Years of my cancer research work came to a grinding halt on March 13. I certainly wasn’t alone. Researchers across the country had to shutter their labs when universities suspended research that was considered “non-essential” to follow social distancing and help slow the spread of Covid-19.

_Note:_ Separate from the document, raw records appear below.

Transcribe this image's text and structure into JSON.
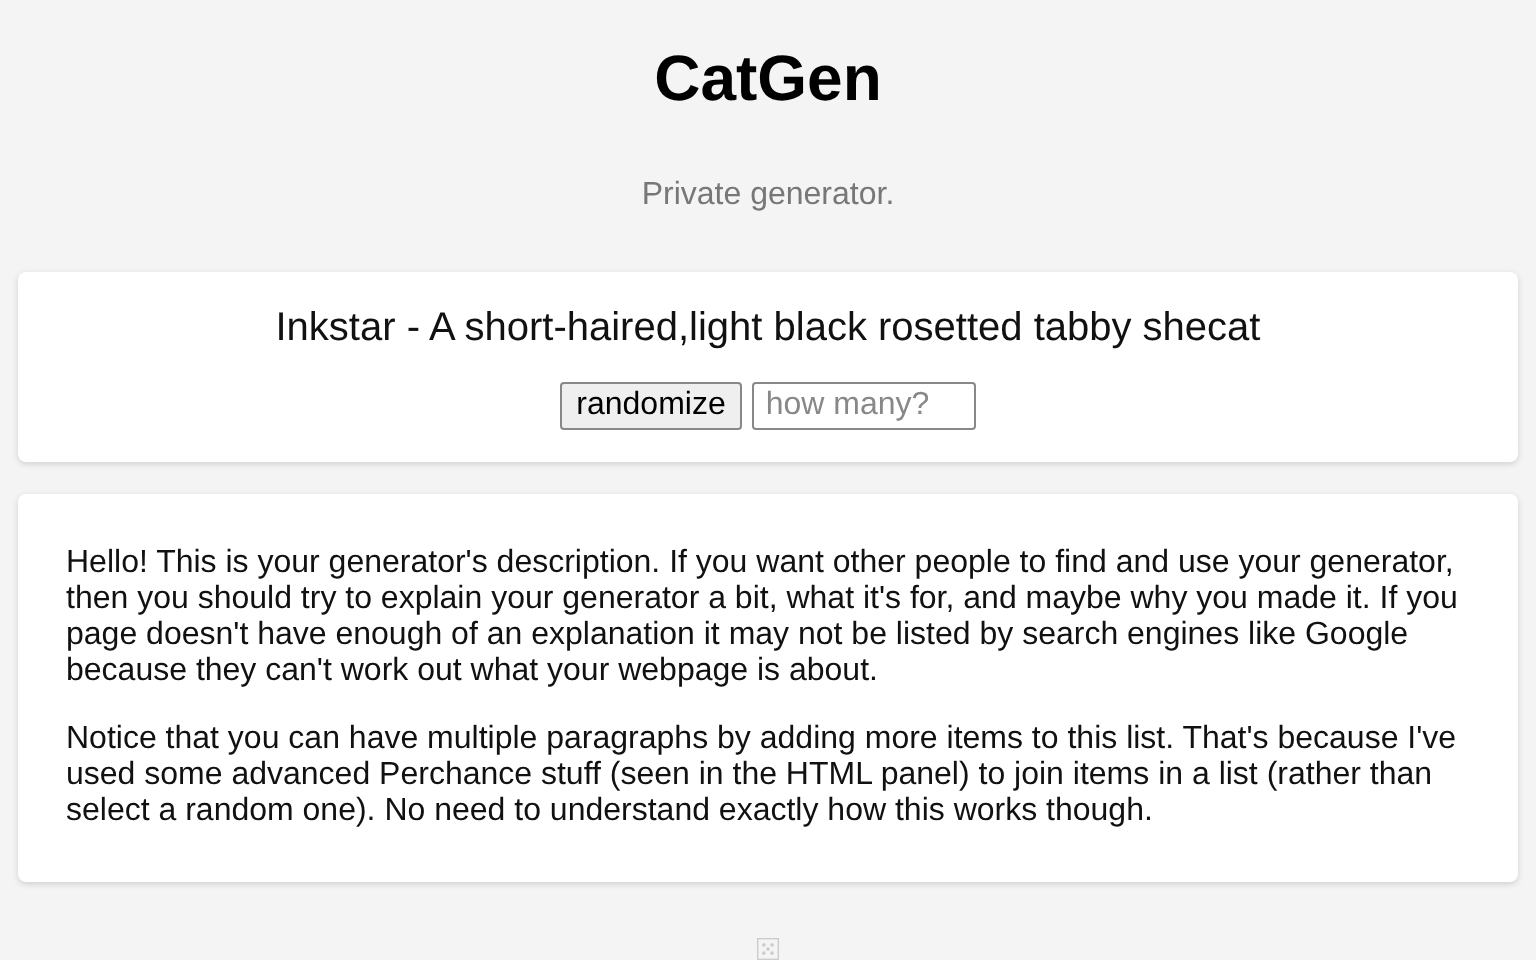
{
  "title": "CatGen",
  "subtitle": "Private generator.",
  "output": "Inkstar - A short-haired,light black rosetted tabby shecat",
  "button": "randomize",
  "count_field": {
    "placeholder": "how many?"
  },
  "paragraphs": [
    "Hello! This is your generator's description. If you want other people to find and use your generator, then you should try to explain your generator a bit, what it's for, and maybe why you made it. If you page doesn't have enough of an explanation it may not be listed by search engines like Google because they can't work out what your webpage is about.",
    "Notice that you can have multiple paragraphs by adding more items to this list. That's because I've used some advanced Perchance stuff (seen in the HTML panel) to join items in a list (rather than select a random one). No need to understand exactly how this works though."
  ]
}
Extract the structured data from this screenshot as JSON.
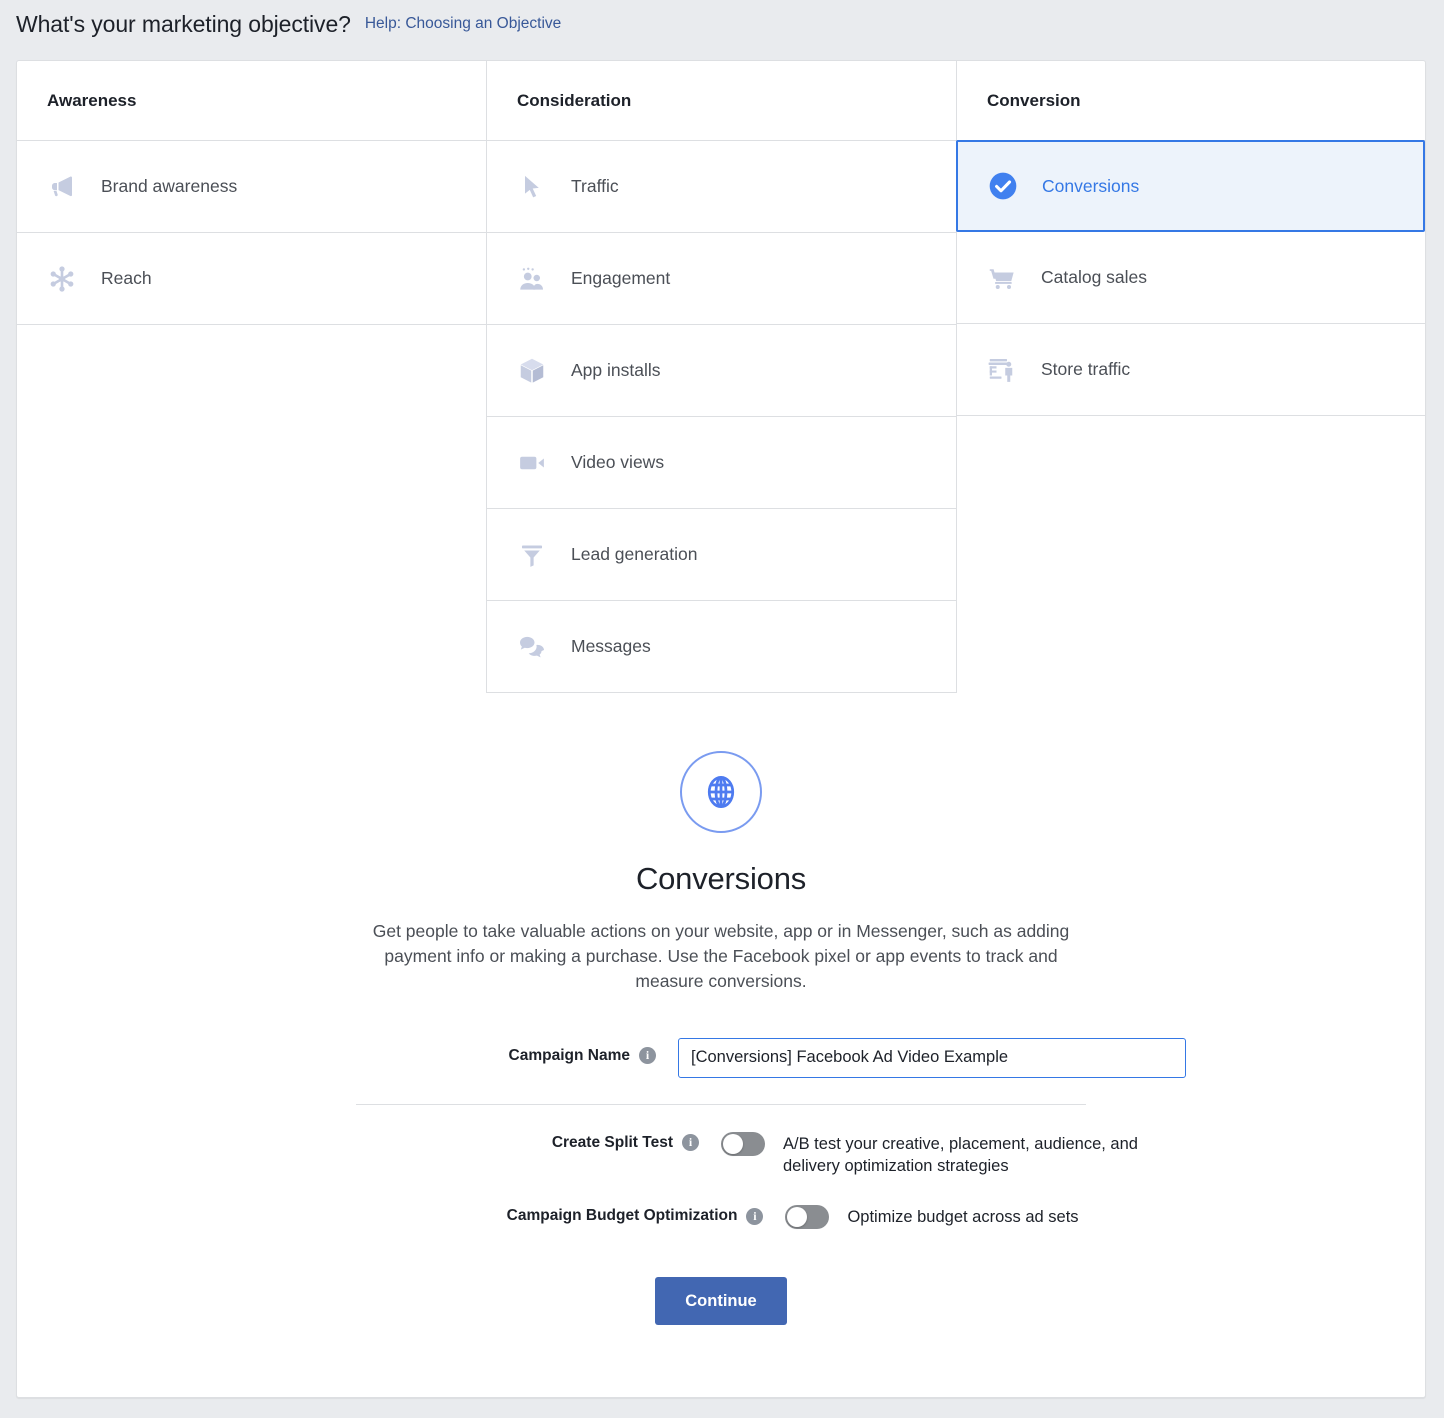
{
  "header": {
    "title": "What's your marketing objective?",
    "help_link": "Help: Choosing an Objective"
  },
  "objective_grid": {
    "columns": [
      {
        "heading": "Awareness",
        "items": [
          {
            "label": "Brand awareness",
            "icon": "megaphone-icon",
            "selected": false
          },
          {
            "label": "Reach",
            "icon": "reach-icon",
            "selected": false
          }
        ]
      },
      {
        "heading": "Consideration",
        "items": [
          {
            "label": "Traffic",
            "icon": "cursor-icon",
            "selected": false
          },
          {
            "label": "Engagement",
            "icon": "people-icon",
            "selected": false
          },
          {
            "label": "App installs",
            "icon": "cube-icon",
            "selected": false
          },
          {
            "label": "Video views",
            "icon": "video-camera-icon",
            "selected": false
          },
          {
            "label": "Lead generation",
            "icon": "funnel-icon",
            "selected": false
          },
          {
            "label": "Messages",
            "icon": "speech-bubbles-icon",
            "selected": false
          }
        ]
      },
      {
        "heading": "Conversion",
        "items": [
          {
            "label": "Conversions",
            "icon": "check-circle-icon",
            "selected": true
          },
          {
            "label": "Catalog sales",
            "icon": "shopping-cart-icon",
            "selected": false
          },
          {
            "label": "Store traffic",
            "icon": "storefront-icon",
            "selected": false
          }
        ]
      }
    ]
  },
  "detail": {
    "icon": "globe-icon",
    "title": "Conversions",
    "description": "Get people to take valuable actions on your website, app or in Messenger, such as adding payment info or making a purchase. Use the Facebook pixel or app events to track and measure conversions."
  },
  "form": {
    "campaign_name": {
      "label": "Campaign Name",
      "value": "[Conversions] Facebook Ad Video Example",
      "placeholder": "Campaign Name"
    },
    "split_test": {
      "label": "Create Split Test",
      "description": "A/B test your creative, placement, audience, and delivery optimization strategies",
      "state": "off"
    },
    "budget_optimization": {
      "label": "Campaign Budget Optimization",
      "description": "Optimize budget across ad sets",
      "state": "off"
    },
    "continue_label": "Continue"
  },
  "colors": {
    "accent_blue": "#3578e5",
    "button_blue": "#4267b2",
    "selected_bg": "#edf3fb",
    "icon_gray": "#c5cce0",
    "page_bg": "#e9ebee"
  }
}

Part of “pausing” my research meant stopping all enrollment of human subjects in the research trials we were conducting. Much of my lab’s work is in uterine cervical cancer, which has been dropping in incidence in the U.S. due to appropriate screening and control. Globally, the picture is less bright. More than half a million women are diagnosed annually with cervical cancer and 55% of them die of the disease, mostly in Africa, South America, and Southeast Asia.